The rest of the cast including Robin Wright as the conniving Lt. Joshi and Sylvia Hoeks as hectoring android Luv do an adequate job while the rising star Ana de Armas captures your heart. The intimate scene between Ana de Armas and Gosling is strikingly similar to Spike Jonze’s film “her” but we can probably excuse it given the similarities of the AI characters of both films. Jared Leto tries to play the benevolent despot Niander Wallace, but his unhinged performance ends up channeling a crazy tech billionaire that we have seen in countless other films. Although the film was financially and critically successful, it failed to garner as much attention as other sci-fi blockbusters probably because of its pacing and the sensibilities of a director like Dennis Villeneuve. With a masterpiece like Arrival under his belt, Villeneuve is fast becoming the next Ridley Scott who can successfully bring beloved sci-fi classics to screen. The eerie, unfamiliar cityscapes ensconced amongst familiar surroundings and the background music gives the film the required enormity of this strange world while dealing with familiar problems.

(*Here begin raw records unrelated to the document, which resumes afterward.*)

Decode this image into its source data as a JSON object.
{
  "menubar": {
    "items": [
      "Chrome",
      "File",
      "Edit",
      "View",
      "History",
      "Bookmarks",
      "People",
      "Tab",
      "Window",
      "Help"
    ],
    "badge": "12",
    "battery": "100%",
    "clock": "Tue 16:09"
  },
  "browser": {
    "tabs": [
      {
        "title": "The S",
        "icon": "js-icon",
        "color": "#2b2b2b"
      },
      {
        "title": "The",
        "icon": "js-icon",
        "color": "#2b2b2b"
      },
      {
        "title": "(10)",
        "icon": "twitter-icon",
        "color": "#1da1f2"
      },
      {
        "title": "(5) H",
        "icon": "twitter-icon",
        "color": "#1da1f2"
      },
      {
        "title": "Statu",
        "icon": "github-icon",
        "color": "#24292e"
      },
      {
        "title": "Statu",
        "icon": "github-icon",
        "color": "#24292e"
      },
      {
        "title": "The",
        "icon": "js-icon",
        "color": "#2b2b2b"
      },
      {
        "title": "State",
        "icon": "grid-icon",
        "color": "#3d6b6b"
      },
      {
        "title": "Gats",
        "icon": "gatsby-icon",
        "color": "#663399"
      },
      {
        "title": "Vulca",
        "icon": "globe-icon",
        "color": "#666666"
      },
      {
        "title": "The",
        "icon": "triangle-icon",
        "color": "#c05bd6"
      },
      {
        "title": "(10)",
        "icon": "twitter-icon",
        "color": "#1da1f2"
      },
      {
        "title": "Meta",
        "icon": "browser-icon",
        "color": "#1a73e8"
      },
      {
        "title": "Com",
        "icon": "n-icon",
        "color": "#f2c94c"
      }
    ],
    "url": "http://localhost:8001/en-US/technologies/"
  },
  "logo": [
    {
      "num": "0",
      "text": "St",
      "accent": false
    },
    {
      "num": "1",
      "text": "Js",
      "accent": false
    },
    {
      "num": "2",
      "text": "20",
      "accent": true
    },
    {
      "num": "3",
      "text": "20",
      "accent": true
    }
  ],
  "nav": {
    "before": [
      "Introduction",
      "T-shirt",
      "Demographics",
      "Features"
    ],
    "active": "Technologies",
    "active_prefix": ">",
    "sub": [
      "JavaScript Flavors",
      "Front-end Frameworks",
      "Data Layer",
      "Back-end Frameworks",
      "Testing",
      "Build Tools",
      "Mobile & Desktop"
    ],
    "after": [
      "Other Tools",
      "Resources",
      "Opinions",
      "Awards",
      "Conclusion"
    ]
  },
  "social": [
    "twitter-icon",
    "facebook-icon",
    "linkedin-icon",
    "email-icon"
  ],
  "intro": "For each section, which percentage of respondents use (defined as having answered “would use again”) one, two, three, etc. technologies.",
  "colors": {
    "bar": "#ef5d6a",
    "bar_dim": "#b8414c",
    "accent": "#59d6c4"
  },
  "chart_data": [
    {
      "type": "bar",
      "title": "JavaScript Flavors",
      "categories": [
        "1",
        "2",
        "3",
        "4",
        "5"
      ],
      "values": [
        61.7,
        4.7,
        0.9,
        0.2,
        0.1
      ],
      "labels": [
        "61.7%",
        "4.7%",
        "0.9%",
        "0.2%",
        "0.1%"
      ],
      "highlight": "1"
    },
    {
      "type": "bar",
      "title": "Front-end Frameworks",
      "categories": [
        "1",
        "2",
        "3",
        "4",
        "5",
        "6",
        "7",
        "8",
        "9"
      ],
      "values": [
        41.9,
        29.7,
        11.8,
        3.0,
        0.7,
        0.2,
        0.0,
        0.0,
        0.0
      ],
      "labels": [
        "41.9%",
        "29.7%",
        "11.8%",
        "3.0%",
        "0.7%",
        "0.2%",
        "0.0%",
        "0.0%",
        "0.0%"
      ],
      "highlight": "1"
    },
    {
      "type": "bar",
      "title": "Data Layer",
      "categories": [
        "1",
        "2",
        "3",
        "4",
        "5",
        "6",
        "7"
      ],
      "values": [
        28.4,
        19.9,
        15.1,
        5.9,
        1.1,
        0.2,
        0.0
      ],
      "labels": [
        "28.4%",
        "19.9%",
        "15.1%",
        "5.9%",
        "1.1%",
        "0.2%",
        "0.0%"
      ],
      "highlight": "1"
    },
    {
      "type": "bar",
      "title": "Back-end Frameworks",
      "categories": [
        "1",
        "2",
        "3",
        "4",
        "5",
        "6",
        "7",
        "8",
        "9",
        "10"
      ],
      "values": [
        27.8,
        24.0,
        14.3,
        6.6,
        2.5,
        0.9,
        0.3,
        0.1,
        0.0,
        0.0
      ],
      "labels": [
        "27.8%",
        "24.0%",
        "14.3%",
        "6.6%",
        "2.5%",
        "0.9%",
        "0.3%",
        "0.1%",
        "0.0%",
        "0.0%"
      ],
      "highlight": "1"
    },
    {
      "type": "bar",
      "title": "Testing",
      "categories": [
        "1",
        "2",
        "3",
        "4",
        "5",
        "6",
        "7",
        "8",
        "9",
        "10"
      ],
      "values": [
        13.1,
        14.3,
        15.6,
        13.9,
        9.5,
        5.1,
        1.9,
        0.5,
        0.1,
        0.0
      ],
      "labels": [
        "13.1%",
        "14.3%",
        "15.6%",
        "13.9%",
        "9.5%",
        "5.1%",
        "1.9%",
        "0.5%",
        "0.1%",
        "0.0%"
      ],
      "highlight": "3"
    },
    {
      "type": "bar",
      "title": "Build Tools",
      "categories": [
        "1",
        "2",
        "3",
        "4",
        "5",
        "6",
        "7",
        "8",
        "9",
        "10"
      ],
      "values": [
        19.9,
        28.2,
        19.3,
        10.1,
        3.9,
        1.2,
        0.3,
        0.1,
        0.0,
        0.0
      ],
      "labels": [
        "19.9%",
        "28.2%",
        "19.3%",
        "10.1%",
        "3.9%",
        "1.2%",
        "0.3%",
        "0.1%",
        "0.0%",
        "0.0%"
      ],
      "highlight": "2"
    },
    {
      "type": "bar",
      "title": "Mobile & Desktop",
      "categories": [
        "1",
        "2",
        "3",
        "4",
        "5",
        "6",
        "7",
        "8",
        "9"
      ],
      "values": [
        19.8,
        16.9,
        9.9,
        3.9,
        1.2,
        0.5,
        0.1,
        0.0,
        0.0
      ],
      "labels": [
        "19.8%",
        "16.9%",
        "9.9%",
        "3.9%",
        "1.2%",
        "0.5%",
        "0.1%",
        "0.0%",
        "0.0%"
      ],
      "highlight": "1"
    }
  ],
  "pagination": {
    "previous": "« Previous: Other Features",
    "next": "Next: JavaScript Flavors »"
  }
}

Hampton Fancher who wrote the 1982 film came back to revive the characters and he breathed new life into the franchise without harboring any hangover from the previous film. Like all good character arcs that not only engage us but reel us into their quest, Fancher weaves a taut thriller with assiduous attention to detail that we can empathize with. The writing and dialog (or the lack of) are top notch and the masterful way the old story is carried forward while brushing aside one of the biggest “cliffhangers” of the previous film that perplexed a generation of nerds is done with professional elan. One of the main reasons for the success of Blade Runner(1982) is the use of carefully crafted practical effects that embody not only loving detail but roots many of the scenes in reality because it is after all Los Angeles, albeit ravaged by time. Like Ridley Scott before him, Villeneuve opted to create many of the set pieces in miniature and blend them seamlessly with CG. In the world saturated with the antics of green screen, this might seem like a sisyphean endeavor but this bold choice goes beyond redefining reality and brings together a heady mix of surreal and fantasy that is also showcased by directors like Christopher Nolan. Along with the production design, the usage of IMAX cameras to shoot the master copy pays off in spades with the film’s look of grandeur and feel. I did watch the film on cinema screen and home theater without having to sacrifice an iota of enjoyment. Ridley Scott did express an interest in directing the sequel but given his recent debacles of extending the world of Alien with Prometheus and Alien:Covenant, I am thankful that he took a backseat and handed over the reins to Villeneuve.
If you ask me, start with the book and then watch Blade Runner(1982) and then lastly Blade Runner 2049. If you are not willing to invest the time, just enjoy Blade Runner 2049 on Netflix unimpeded with the knowledge that it is a superior product but it stands on the shoulders of giants.